I now decided to go and search for the Osprey which had been seen fishing at The Moat and New Flash areas of Fairburn Ings. I stopped off at a small viewing point halfway between the main car park and Lin Dike car park which overlooks the eastern end of The Moat. Sadly there was no sign of the Osprey but just a few Wood Pigeons and several Cormorants perched in the trees.
I got back in my car and moved on to the Lin Dike car park and walked back along the road to see if the Osprey would make another visit to the New Flash which is a lake that borders the road. On the New Flash were several Pochards, Mallards, Little Grebes and a lot of Coots as well as quite a few Little Egrets around the far side.
At the other side of the road is Cedric's Pool, which was empty, but just over the other side is an electricity pylon. About two thirds of the way up on the left hand side a Peregrine Falcon sat looking west. Overhead a group of 12 Snipes flew round in a circle before heading over towards Lin Dike Hide and circling around several times looking for somewhere to land before dropping onto the mud flats just in front of the hide.
After waiting for nearly 40 minutes I was beginning to think I would miss out on seeing the Osprey. But just a couple of minutes later a very large bird flew in over the trees along Arrow Lane and as it got closer I was able to tell it was the Osprey! It even had a fish in its claws and it circled round the New Flash before heading to a large dead tree at the far left hand side, landing on the top and proceeding to tuck in to the fish.
After the Osprey had finished eating the fish it flew off back across Arrow Lane towards Hickson's Flash. I started to walk back to my car and as I was about half way back the Osprey returned with another fish in its claws and went back to the dead tree it had been perched on before.
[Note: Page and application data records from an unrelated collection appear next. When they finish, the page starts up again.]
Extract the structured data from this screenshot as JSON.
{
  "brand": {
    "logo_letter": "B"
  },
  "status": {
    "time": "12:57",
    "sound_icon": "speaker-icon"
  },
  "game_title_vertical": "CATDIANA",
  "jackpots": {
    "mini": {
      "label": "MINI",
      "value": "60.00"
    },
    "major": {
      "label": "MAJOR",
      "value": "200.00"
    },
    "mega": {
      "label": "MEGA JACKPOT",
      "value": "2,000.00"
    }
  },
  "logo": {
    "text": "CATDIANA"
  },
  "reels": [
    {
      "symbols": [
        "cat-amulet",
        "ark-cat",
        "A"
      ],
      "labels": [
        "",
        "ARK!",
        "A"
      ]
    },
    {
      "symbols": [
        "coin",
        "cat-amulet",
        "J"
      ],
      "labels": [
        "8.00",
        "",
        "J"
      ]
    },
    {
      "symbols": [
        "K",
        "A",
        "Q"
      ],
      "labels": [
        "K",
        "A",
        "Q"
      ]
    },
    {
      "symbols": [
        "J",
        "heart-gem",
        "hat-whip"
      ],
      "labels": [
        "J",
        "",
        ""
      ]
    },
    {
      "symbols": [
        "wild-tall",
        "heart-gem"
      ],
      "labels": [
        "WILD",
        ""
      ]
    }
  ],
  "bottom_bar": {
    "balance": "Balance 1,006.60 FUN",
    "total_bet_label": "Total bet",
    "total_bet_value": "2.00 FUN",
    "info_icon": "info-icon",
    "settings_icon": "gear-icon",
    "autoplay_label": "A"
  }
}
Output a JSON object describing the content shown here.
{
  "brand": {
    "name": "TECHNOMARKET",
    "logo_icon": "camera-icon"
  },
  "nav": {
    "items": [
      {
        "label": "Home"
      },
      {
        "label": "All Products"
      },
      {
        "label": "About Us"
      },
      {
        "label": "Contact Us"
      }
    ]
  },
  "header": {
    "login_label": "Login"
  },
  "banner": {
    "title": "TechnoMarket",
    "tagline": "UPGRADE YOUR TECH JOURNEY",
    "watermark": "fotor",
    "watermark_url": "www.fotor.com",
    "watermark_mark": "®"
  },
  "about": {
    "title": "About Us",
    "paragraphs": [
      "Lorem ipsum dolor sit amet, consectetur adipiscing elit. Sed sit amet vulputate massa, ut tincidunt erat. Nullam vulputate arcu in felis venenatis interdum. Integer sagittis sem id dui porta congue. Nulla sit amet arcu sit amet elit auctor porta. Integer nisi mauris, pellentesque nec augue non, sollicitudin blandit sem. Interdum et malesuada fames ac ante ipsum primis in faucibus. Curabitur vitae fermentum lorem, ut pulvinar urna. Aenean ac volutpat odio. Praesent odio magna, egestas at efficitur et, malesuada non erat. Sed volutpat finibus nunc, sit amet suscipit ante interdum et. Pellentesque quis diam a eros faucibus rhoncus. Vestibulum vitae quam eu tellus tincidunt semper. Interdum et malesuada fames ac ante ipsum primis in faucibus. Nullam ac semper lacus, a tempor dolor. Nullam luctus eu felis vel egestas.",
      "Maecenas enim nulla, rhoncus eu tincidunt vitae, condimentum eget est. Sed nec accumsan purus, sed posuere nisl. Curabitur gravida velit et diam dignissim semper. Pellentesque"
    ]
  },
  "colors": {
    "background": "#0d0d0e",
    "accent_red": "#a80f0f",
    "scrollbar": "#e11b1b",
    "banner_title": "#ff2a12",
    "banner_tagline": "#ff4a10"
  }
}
This is only the 4th time I have seen an Osprey and only the second time in Yorkshire with the other two being in Wales and Canada.
I have attached a few pictures from my visit and a full sightings list.